About the current series...
I paint because it enables me to put my ideas and thoughts into physical form. When I view the world around me, I am constantly breaking it down through lines, connections, planes, measurements, power, weight, and influence - as if I am editing a rough draft with highlighters and pens. I love deconstructing life and looking at it through slow motion - why did this happen or how did that happen? If I were able to map and graph organic, uncontrollable material, such as animals or humans, then maybe I can make more sense of it all. I cannot control much of life, but when I paint it, I can control a slice of it.
All of my work consistently contains an animal or a human figure as the subject matter. I am stripping the subjects of their natural surroundings and placing them into geometric spaces, which are very clean and structured. In some of the work, these spaces and lines are to deconstruct the subject frozen in its position. In other pieces, the spaces give the subject a new context to reveal something about the subject or to consider a new perspective for the subject.
To date, I have focused much of my time on a single animal or figure and have broken it down within the moment it has been captured. My goal over time is to add complexity to the subjects and give them a stronger context through the line work, planes, and spaces in which I juxtapose them. I am exploring ways to capture a subject in a moment of chaos, movement, or organic being and break it down through a new context of lines and planes, as if I were an architect creating the very moment at hand to give a sense of order.
I have always loved slow motion replays in sports – in real time one can miss things, but in slow motion, everything is seen and the mystery is revealed. If a subject were stopped in motion and deconstructed, what could be revealed about it? I want to map out the big picture as a means to grasp it better – make it seem less overwhelming.
History, folklore, and legends have always fascinated me in the ways they portray power. Literature - fiction and nonfiction - constantly references animals in metaphors and myths or with nicknames and I enjoy using these references as starting points for the work. Hierarchy of power within nature intrigues me - the food chain for example. The fox eats the hare and the hare eats the carrot; it is a necessary evil. Bears have various shapes, sizes, and temperaments geographically. What would happen if they were all in the same room together? I enjoy lineages - birth orders and successions of royalty or power. Predecessors and siblings intrigue me. Such topics give me a lot of inspiration.
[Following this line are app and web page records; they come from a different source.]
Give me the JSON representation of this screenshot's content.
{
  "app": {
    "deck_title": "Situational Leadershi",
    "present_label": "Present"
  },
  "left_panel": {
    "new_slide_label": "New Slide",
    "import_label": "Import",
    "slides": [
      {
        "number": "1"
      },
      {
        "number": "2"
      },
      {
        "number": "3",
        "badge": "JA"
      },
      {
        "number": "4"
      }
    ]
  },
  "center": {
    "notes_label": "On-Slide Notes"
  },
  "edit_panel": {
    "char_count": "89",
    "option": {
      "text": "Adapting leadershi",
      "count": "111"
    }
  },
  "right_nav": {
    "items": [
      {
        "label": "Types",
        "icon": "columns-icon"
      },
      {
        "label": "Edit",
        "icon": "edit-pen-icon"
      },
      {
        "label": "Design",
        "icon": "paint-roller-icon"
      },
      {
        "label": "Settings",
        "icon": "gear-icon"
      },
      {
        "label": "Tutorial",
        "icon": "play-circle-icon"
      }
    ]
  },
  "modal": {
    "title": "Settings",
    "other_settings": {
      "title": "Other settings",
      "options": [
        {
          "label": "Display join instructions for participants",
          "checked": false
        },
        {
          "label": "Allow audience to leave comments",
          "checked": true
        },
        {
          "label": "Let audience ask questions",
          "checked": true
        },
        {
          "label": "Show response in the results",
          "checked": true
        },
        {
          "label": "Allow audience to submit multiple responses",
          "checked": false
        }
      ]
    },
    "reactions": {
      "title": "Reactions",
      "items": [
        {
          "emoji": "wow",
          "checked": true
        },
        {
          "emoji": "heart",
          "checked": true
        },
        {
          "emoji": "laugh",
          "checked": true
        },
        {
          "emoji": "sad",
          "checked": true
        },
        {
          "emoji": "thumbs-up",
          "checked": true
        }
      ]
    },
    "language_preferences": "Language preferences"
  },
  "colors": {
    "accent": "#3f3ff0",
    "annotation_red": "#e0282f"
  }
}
I am attracted to work by Egon Schiele, Francis Bacon, and Edward Hopper because they have pain, sadness, and/or self-hatred in their work. In contrast, I strive to take my past and learn from it by not repeating the mistakes again – over analyzing them and trying to replay them and atone for them in the present. Piet Mondrian and Ellsworth Kelly inspire me because they, for a moment, found perfection in paintings. There is a sense of peace when I look at their work. As for technique, I lean on Andrew Wyeth’s works as inspiration – his draftsmanship and handling of the paint was so controlled and intentional. His brushwork and the fine-tuning he strategically places throughout his pieces complement his compositions.
My contemporary influences include Kevin Earl Taylor, Walton Ford, and Josh Keyes – their subject matter appears similar in their use of animals and line-work, but each tell a completely different story. I appreciate their abilities to successfully use animals in a moving way.
Evolving this body of work both excites and motivates me. I look forward to seeing where further exploration can lead in my pursuit of putting thoughts and ideas into physical form.